Scientists have concluded it's going to be more difficult than they initially thought to reduce phosphorus loads into Lake Erie by 40%.
That's the target set by Great Lakes states.
Phosphorus is a crop fertilizer that also encourages cyanobacterial blooms.
Rebecca Muenich worked on a study to evaluate ways to control the blooms.
Meunich is a former researcher at the University of Michigan's Graham Sustainability Institute, and now an assistant professor at Arizona State University.
Meunich says it's hard to identify which farms are most responsible for excess phosphorus. Another problem is so-called "legacy" phosphorus.
"Likely there is a lot of buildup of phosphorus in the soils, maybe in the stream banks and that's being released, that hasn't been applied this year," she says.
Meunich says there are methods known to be effective at reducing phosphorus from getting into streams. One is simply to apply less fertilizer, applying it only where it is needed.
Another is sub-surface application of fertilizer.
"There are ways to get that phosphorus into the soil so it's closer to where the crops need it," says Meunich. "And then it's not as vulnerable to runoff."
Another control measure that is effective is the planting of strips of vegetation in between farm fields and nearby waterways.
Meunich says she hopes the study encourages people to increase their efforts to push for better policies and initiatives to protect the Great Lakes.

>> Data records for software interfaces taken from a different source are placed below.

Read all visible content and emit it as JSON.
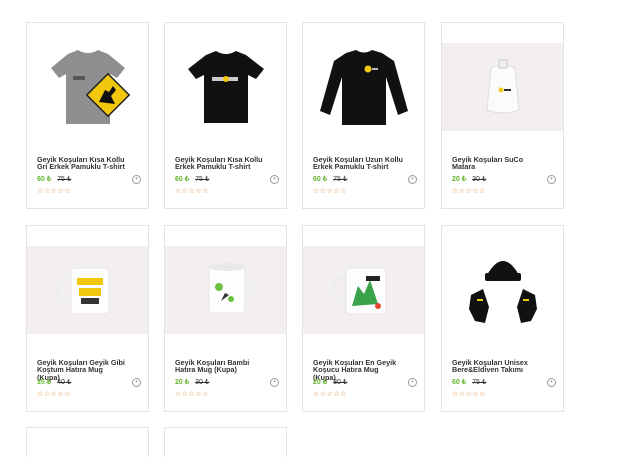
{
  "products": [
    {
      "name": "Geyik Koşuları Kısa Kollu Gri Erkek Pamuklu T-shirt",
      "price": "60 ₺",
      "old_price": "75 ₺",
      "stars": "☆☆☆☆☆",
      "image": "grey-tshirt-deer",
      "image_bg": "#ffffff"
    },
    {
      "name": "Geyik Koşuları Kısa Kollu Erkek Pamuklu T-shirt",
      "price": "60 ₺",
      "old_price": "75 ₺",
      "stars": "☆☆☆☆☆",
      "image": "black-tshirt-logo",
      "image_bg": "#ffffff"
    },
    {
      "name": "Geyik Koşuları Uzun Kollu Erkek Pamuklu T-shirt",
      "price": "60 ₺",
      "old_price": "75 ₺",
      "stars": "☆☆☆☆☆",
      "image": "black-longsleeve",
      "image_bg": "#ffffff"
    },
    {
      "name": "Geyik Koşuları SuCo Matara",
      "price": "20 ₺",
      "old_price": "30 ₺",
      "stars": "☆☆☆☆☆",
      "image": "water-pouch",
      "image_bg": "#f2efee"
    },
    {
      "name": "Geyik Koşuları Geyik Gibi Koştum Hatıra Mug (Kupa)",
      "price": "35 ₺",
      "old_price": "40 ₺",
      "stars": "☆☆☆☆☆",
      "image": "mug-yellow-text",
      "image_bg": "#f2efee"
    },
    {
      "name": "Geyik Koşuları Bambi Hatıra Mug (Kupa)",
      "price": "20 ₺",
      "old_price": "30 ₺",
      "stars": "☆☆☆☆☆",
      "image": "mug-bambi",
      "image_bg": "#f2efee"
    },
    {
      "name": "Geyik Koşuları En Geyik Koşucu Hatıra Mug (Kupa)",
      "price": "20 ₺",
      "old_price": "30 ₺",
      "stars": "☆☆☆☆☆",
      "image": "mug-green",
      "image_bg": "#f2efee"
    },
    {
      "name": "Geyik Koşuları Unisex Bere&Eldiven Takımı",
      "price": "60 ₺",
      "old_price": "75 ₺",
      "stars": "☆☆☆☆☆",
      "image": "beanie-gloves",
      "image_bg": "#ffffff"
    }
  ],
  "cart_icon": "cart-plus-icon",
  "colors": {
    "price": "#66b32e",
    "stars": "#e0842b",
    "brand_yellow": "#f2c80f"
  }
}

Environmental groups say Great Lakes states should make the implementation of phosphorus control measures mandatory for owners of crop farms and livestock farms. Most programs currently are voluntary.